**What you are asked to do**. Among the records below, find the lines that contain "data" and copy each of them.

- Opening Delimiter -

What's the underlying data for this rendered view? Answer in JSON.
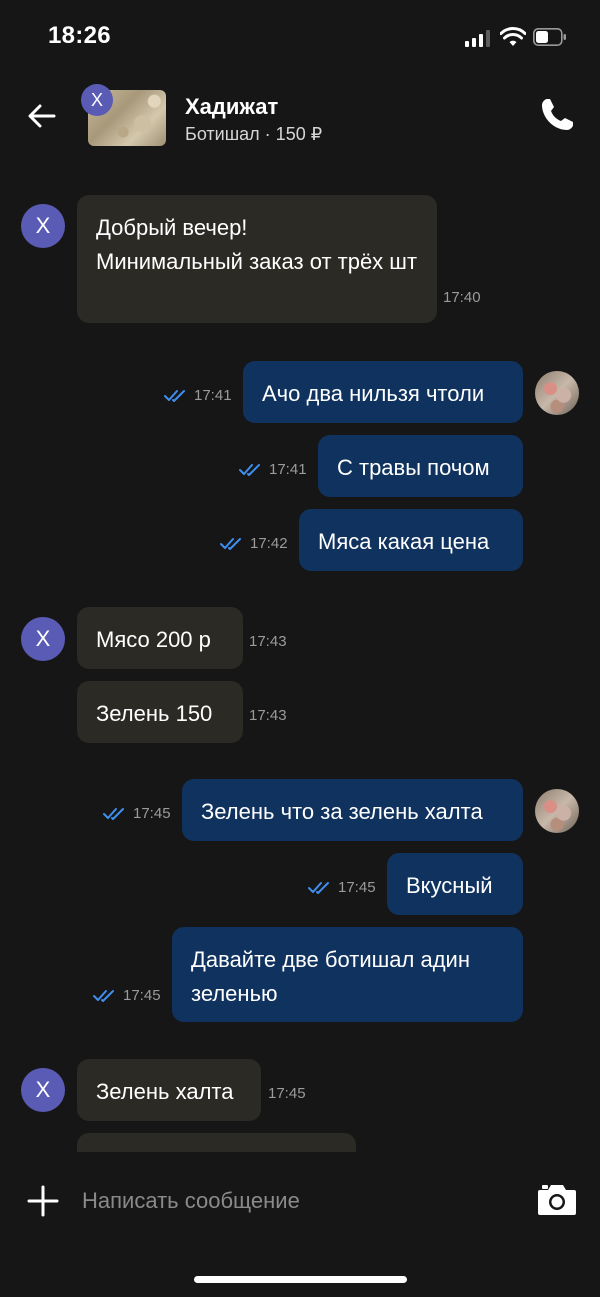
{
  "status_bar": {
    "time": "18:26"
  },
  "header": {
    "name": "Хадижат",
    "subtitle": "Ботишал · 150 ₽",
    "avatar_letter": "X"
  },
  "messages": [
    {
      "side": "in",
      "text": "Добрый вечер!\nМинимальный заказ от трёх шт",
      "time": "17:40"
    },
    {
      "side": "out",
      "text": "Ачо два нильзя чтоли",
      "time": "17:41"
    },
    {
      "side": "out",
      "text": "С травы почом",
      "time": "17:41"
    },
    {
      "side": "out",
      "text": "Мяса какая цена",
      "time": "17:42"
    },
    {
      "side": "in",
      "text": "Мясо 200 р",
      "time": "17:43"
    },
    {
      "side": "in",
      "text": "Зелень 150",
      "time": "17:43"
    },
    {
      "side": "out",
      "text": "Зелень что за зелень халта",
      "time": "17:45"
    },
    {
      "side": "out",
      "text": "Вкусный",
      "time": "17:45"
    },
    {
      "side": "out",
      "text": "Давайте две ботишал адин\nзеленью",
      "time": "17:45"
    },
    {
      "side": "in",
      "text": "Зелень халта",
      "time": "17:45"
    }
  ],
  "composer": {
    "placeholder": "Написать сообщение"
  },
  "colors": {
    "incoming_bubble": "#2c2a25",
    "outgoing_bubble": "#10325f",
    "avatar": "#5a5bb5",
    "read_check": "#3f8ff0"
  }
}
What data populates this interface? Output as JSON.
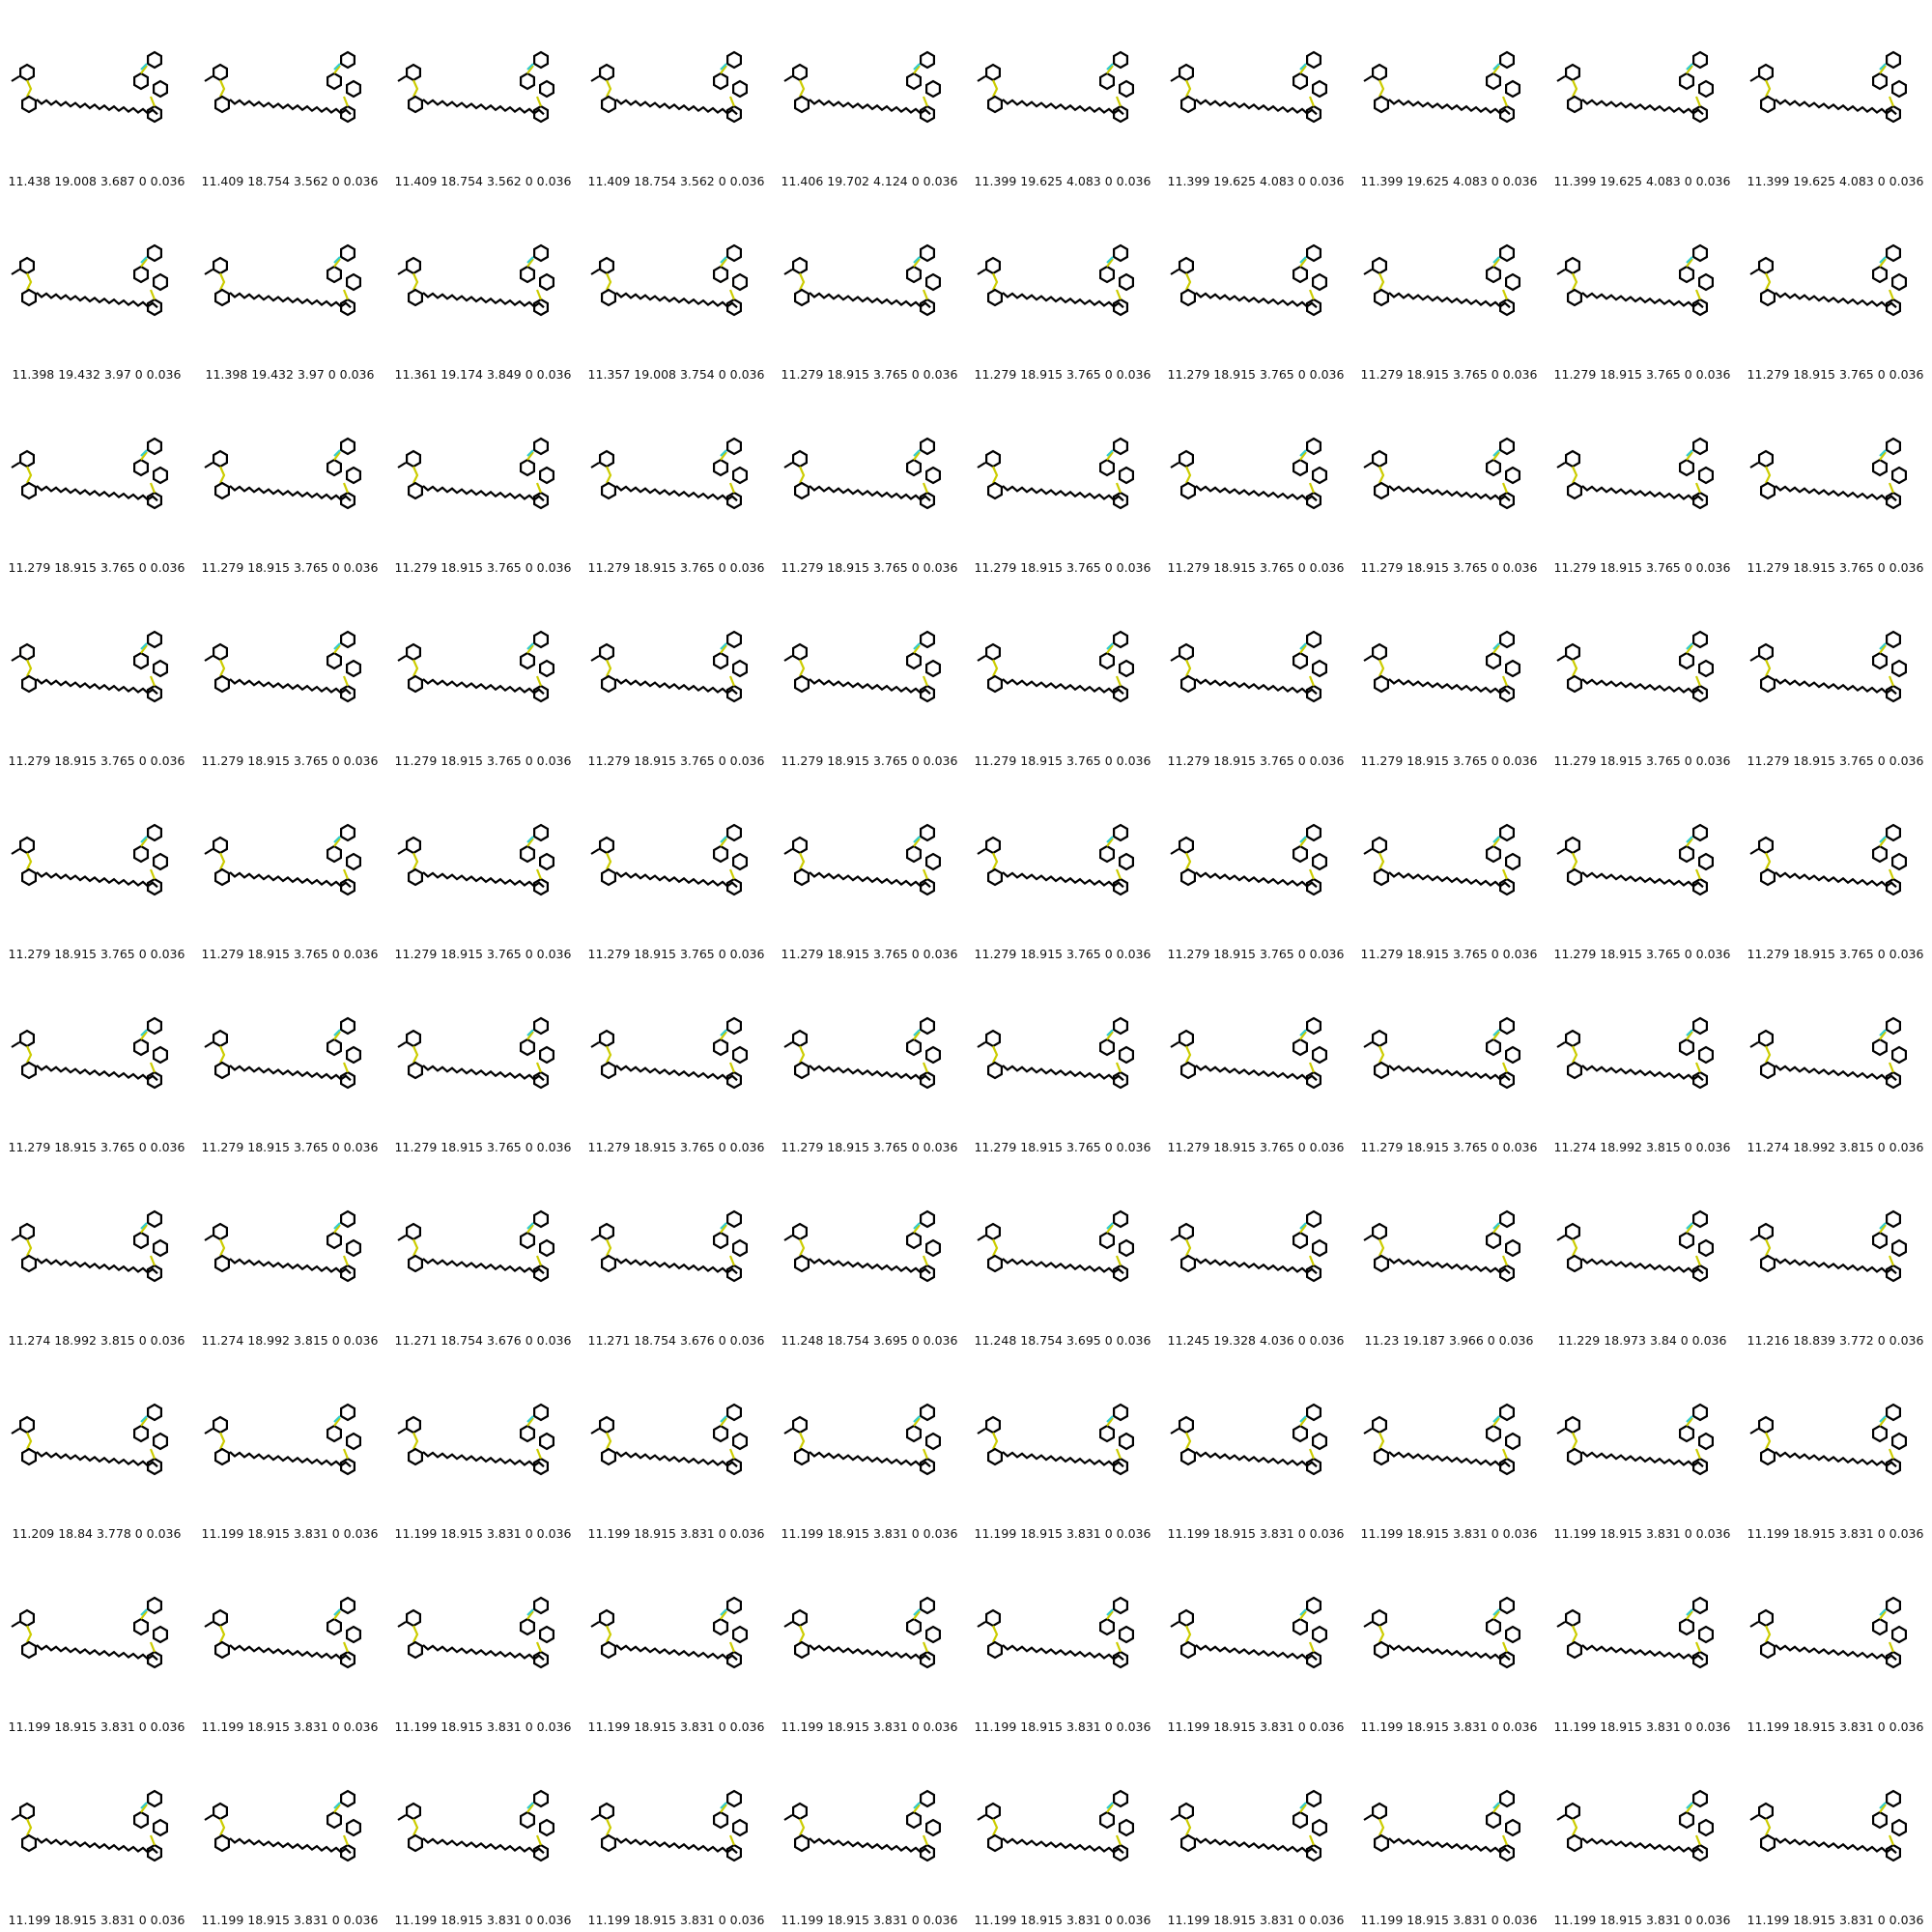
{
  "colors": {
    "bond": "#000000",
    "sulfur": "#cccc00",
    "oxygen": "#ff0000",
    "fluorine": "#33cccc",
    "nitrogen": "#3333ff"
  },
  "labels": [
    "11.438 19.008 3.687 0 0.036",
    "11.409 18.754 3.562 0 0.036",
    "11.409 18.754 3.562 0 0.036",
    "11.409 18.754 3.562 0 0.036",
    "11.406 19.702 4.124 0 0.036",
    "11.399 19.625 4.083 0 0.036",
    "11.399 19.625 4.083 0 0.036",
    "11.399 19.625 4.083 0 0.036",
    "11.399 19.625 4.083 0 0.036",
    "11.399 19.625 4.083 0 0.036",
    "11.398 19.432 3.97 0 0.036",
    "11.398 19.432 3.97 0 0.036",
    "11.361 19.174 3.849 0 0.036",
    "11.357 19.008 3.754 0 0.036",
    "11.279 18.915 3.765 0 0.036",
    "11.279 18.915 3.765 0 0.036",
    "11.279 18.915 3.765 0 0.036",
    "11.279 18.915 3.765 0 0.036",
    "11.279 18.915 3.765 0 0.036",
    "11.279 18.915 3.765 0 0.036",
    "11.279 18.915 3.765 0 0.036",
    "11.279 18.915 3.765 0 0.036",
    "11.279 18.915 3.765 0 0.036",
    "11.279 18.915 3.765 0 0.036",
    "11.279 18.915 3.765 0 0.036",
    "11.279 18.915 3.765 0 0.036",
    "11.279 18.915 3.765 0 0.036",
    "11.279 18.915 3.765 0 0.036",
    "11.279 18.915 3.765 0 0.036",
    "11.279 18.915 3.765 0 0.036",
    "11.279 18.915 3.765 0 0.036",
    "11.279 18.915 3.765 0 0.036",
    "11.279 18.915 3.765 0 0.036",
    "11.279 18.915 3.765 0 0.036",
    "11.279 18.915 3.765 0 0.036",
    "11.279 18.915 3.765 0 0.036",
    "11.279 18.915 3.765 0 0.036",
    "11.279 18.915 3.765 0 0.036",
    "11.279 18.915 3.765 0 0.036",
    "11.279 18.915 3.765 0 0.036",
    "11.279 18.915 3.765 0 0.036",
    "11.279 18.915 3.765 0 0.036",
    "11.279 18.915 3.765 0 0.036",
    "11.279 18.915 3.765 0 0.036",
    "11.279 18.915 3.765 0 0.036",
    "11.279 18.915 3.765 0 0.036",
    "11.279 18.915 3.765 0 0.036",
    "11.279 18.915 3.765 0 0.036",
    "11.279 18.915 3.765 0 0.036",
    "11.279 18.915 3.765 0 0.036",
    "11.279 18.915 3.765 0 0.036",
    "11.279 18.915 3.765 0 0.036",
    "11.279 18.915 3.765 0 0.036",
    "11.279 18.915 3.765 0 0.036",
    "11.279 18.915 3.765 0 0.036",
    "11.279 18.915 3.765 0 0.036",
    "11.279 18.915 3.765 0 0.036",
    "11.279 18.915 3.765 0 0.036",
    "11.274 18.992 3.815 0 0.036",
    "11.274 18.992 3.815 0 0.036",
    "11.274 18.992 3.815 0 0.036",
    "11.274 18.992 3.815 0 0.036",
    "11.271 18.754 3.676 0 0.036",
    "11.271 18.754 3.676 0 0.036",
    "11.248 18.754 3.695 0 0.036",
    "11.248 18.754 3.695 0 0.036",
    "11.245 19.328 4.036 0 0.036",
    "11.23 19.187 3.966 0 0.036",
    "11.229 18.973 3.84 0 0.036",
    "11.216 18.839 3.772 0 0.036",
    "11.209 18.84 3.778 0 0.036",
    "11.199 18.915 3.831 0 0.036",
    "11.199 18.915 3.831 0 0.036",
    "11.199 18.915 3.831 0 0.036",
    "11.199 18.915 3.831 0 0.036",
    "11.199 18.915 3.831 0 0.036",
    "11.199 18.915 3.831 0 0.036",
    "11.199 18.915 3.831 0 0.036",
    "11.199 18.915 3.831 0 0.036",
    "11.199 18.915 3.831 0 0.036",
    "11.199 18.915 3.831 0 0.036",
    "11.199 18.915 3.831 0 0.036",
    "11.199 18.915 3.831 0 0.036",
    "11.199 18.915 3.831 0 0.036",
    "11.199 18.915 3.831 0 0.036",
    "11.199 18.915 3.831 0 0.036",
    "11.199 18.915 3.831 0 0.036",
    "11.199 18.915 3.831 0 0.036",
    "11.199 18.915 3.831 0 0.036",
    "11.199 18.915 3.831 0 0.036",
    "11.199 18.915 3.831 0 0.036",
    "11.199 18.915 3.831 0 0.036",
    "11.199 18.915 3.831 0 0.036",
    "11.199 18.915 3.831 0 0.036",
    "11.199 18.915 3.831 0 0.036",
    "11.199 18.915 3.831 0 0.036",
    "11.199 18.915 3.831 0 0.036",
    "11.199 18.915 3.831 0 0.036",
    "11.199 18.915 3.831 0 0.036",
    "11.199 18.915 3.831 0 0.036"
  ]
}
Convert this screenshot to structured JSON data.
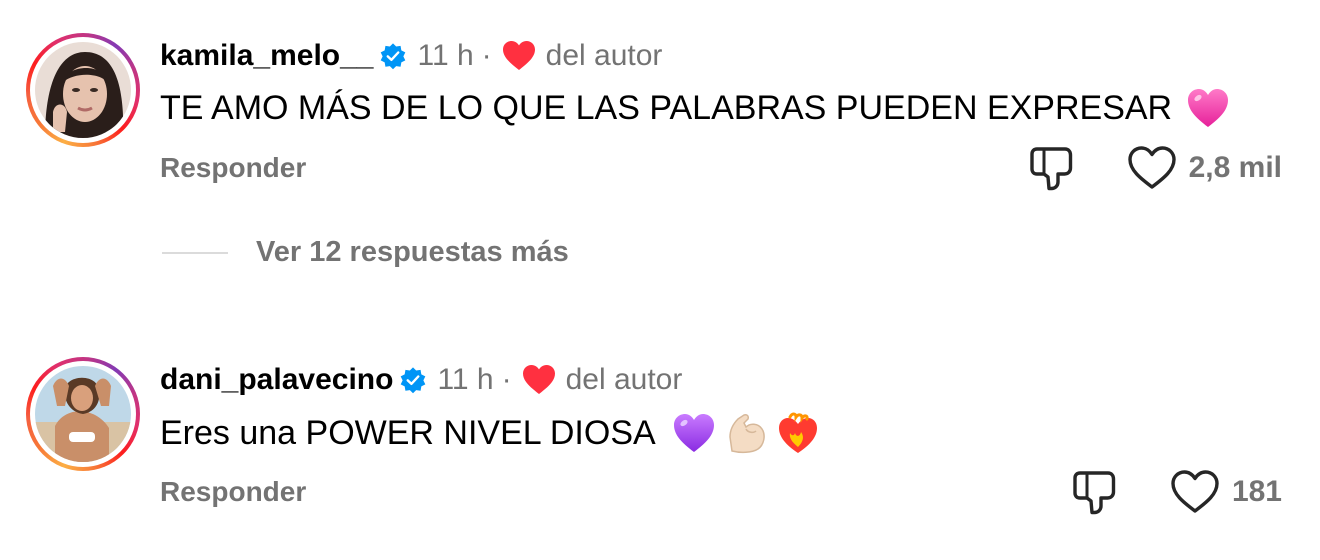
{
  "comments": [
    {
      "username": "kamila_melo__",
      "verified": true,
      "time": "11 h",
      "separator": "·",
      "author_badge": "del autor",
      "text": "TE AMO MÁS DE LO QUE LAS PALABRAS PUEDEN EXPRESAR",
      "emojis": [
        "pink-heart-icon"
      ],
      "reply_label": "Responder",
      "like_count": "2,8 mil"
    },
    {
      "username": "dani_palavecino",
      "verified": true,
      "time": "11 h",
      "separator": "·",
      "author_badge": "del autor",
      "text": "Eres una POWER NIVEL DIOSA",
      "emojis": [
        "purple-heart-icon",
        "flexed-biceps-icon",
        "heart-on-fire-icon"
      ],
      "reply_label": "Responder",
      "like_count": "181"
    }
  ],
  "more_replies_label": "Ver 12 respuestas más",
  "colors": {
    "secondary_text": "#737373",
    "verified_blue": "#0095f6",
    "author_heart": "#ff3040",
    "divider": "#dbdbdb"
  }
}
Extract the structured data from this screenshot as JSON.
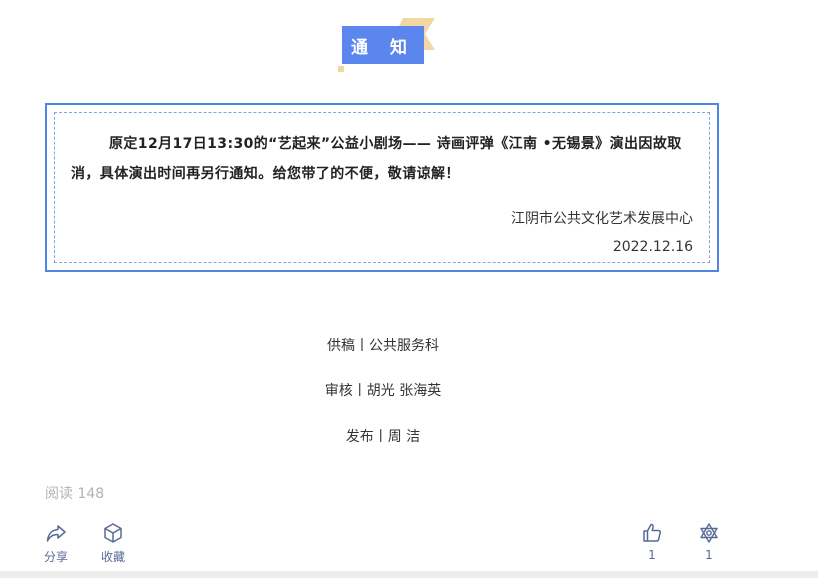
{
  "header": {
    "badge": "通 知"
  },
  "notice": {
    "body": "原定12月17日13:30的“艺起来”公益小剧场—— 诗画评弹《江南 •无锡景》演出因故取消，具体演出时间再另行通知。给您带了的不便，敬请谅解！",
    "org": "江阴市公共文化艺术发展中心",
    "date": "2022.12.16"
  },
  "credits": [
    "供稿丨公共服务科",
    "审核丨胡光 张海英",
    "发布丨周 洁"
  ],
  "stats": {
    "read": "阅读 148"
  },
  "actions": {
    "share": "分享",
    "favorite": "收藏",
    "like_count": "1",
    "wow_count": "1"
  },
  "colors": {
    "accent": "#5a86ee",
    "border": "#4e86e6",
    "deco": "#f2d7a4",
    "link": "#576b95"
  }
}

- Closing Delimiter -

**Result for this exercise**.
What's the underlying data for this rendered view? Answer in JSON.
What data populates this interface? Output as JSON.
Convert this screenshot to structured JSON data.
Extract the structured data from this screenshot as JSON.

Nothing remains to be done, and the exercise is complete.